• Element data from apps and pages
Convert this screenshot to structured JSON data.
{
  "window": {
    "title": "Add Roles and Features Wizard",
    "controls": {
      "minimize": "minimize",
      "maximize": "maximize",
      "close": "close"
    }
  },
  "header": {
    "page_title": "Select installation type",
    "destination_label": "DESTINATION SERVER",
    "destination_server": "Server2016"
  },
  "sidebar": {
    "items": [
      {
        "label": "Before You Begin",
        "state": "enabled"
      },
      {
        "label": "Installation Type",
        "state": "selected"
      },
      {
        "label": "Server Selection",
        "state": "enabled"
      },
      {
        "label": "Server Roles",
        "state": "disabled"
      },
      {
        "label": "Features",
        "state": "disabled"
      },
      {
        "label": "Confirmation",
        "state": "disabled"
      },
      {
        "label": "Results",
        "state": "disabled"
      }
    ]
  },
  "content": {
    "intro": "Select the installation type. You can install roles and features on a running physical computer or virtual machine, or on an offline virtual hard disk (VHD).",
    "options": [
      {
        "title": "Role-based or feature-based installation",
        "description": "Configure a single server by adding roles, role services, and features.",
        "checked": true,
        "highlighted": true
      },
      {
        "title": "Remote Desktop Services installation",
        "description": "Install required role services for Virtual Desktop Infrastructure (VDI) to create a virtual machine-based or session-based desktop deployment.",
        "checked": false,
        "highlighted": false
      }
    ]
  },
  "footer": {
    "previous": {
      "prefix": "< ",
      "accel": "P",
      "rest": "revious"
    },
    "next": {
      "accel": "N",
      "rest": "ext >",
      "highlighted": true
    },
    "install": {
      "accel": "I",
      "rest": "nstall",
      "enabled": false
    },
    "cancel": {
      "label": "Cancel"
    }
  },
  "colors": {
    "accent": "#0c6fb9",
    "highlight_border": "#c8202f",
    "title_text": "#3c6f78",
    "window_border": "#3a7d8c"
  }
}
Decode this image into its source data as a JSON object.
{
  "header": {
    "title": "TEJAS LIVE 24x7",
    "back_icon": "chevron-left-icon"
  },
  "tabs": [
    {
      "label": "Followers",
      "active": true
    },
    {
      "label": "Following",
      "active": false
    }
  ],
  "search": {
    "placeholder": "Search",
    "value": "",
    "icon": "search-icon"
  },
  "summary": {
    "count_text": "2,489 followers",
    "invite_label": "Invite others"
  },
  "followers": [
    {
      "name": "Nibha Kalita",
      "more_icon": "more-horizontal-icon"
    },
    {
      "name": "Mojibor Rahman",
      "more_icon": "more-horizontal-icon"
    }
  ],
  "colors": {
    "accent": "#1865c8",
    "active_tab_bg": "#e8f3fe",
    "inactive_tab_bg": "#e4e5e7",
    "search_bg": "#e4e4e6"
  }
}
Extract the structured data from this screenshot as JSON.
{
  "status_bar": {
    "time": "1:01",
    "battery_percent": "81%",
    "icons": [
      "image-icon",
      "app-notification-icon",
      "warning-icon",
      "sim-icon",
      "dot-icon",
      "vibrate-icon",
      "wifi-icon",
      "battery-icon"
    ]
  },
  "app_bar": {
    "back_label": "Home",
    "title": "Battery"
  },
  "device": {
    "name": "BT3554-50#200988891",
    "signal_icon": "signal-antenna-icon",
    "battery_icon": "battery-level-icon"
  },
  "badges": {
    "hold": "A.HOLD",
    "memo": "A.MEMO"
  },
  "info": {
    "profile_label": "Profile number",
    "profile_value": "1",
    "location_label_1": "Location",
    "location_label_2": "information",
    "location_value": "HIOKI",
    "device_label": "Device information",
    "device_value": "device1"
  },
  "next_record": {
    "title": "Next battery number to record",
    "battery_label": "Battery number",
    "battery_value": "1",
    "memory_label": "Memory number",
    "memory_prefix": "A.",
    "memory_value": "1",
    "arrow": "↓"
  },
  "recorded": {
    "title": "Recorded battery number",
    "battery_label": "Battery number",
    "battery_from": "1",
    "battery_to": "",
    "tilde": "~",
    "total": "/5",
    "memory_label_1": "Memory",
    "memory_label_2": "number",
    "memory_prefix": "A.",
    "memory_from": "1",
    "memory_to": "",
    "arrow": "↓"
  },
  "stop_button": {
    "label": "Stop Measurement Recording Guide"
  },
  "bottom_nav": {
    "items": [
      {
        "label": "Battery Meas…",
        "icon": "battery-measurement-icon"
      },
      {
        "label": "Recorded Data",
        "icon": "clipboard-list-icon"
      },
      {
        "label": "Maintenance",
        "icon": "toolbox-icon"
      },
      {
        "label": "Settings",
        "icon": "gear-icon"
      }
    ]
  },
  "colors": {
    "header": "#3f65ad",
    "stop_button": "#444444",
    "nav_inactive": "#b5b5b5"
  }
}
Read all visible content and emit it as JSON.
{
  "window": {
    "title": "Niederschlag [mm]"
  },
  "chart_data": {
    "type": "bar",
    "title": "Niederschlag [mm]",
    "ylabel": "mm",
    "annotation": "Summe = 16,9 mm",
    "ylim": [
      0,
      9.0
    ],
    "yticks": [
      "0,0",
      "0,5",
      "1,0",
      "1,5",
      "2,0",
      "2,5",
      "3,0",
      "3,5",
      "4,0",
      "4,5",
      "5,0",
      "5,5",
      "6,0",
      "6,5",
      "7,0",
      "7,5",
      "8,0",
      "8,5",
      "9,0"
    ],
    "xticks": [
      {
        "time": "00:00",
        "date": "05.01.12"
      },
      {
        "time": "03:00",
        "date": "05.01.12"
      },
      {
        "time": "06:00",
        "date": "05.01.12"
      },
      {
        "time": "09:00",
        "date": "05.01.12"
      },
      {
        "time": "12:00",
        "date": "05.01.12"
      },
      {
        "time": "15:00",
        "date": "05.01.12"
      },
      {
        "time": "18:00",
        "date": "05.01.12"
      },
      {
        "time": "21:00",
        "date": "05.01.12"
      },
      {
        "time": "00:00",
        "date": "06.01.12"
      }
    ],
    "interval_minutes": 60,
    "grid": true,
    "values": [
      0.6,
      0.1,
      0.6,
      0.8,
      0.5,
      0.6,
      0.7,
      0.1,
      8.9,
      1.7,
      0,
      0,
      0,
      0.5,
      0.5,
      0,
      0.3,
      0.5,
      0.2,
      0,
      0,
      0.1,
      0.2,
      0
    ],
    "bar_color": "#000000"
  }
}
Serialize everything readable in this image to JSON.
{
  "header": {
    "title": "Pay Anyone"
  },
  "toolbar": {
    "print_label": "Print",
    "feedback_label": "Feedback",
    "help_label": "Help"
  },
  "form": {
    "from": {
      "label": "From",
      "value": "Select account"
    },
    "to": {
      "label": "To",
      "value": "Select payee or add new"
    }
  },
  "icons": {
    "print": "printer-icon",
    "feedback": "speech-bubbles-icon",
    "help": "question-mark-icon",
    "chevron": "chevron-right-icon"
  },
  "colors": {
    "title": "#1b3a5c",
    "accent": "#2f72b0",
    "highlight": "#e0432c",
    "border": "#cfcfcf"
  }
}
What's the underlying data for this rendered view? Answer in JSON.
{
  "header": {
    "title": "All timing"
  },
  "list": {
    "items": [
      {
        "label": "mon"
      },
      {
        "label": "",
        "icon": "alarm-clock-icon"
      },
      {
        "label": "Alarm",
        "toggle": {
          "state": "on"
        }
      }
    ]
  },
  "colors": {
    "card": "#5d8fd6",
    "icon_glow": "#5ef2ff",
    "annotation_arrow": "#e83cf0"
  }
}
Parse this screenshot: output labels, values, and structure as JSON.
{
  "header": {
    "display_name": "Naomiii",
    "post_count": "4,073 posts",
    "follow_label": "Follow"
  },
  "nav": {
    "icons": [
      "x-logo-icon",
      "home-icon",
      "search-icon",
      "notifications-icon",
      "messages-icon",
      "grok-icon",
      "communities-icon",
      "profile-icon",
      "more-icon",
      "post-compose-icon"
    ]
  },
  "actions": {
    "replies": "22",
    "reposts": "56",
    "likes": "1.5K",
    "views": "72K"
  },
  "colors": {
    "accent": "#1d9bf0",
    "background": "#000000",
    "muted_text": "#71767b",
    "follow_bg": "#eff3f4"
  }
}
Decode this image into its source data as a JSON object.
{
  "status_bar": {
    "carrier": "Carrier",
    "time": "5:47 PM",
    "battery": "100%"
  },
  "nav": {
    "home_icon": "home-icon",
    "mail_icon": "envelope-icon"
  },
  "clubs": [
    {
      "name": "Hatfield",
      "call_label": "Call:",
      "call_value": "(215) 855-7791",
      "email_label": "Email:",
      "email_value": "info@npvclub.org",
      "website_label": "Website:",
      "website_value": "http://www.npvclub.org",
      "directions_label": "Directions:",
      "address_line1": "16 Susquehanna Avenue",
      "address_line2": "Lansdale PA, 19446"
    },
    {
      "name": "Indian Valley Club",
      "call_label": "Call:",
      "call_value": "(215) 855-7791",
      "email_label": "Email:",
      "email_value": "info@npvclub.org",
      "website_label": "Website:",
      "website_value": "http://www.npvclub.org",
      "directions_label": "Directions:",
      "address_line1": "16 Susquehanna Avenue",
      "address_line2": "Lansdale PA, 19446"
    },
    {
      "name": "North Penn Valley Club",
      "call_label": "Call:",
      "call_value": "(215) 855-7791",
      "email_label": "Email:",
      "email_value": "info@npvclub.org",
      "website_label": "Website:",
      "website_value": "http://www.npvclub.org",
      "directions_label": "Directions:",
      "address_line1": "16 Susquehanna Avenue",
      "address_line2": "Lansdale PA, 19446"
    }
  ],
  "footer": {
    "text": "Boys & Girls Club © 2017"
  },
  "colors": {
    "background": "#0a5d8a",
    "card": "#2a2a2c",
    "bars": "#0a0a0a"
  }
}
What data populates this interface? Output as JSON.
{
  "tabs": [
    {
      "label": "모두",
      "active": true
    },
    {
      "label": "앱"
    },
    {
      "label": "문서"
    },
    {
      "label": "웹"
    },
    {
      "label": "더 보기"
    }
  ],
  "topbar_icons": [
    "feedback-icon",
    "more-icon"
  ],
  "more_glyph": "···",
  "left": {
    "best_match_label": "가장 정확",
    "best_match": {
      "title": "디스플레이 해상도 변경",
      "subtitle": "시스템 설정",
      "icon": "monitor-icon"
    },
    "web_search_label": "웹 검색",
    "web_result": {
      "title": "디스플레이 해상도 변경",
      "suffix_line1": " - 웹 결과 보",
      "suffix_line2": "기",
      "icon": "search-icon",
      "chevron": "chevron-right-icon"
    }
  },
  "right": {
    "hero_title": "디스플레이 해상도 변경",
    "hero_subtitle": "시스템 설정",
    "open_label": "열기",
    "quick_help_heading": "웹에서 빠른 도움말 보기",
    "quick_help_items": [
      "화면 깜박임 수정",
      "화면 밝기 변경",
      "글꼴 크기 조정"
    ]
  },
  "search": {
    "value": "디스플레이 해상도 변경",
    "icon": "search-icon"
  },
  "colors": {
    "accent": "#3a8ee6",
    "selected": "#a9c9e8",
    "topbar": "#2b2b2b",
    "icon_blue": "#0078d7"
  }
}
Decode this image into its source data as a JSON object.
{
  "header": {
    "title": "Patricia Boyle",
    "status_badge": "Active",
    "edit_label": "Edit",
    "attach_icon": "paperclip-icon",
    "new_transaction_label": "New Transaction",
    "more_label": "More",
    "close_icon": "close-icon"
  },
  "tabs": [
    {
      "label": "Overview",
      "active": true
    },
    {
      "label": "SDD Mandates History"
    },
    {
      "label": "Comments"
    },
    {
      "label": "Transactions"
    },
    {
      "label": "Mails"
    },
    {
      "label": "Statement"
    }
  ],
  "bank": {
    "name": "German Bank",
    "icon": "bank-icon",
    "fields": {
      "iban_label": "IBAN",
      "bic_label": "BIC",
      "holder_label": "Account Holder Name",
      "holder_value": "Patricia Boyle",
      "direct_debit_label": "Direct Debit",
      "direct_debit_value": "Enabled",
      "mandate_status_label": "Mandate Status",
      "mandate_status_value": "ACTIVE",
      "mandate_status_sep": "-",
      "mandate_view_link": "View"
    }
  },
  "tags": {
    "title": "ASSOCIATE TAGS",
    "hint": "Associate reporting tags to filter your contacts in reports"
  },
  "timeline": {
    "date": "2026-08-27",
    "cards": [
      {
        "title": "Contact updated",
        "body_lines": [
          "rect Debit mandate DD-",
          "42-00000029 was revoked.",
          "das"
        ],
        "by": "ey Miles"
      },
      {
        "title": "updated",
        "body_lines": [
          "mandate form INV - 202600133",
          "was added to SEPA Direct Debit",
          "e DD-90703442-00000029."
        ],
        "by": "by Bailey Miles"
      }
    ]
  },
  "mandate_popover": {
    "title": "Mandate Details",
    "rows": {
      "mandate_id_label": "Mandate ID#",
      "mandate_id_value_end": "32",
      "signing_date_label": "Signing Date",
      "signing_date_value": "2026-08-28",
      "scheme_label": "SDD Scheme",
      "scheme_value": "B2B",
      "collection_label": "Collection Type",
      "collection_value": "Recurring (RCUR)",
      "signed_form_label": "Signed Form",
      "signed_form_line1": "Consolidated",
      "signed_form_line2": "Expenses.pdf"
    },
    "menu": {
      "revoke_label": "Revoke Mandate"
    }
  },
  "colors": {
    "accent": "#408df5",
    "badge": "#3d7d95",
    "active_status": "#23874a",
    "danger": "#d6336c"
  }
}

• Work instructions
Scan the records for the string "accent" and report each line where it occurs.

• Written response
    "accent": "#0c6fb9",
    "accent": "#1865c8",
    "accent": "#2f72b0",
    "accent": "#1d9bf0",
    "accent": "#3a8ee6",
    "accent": "#408df5",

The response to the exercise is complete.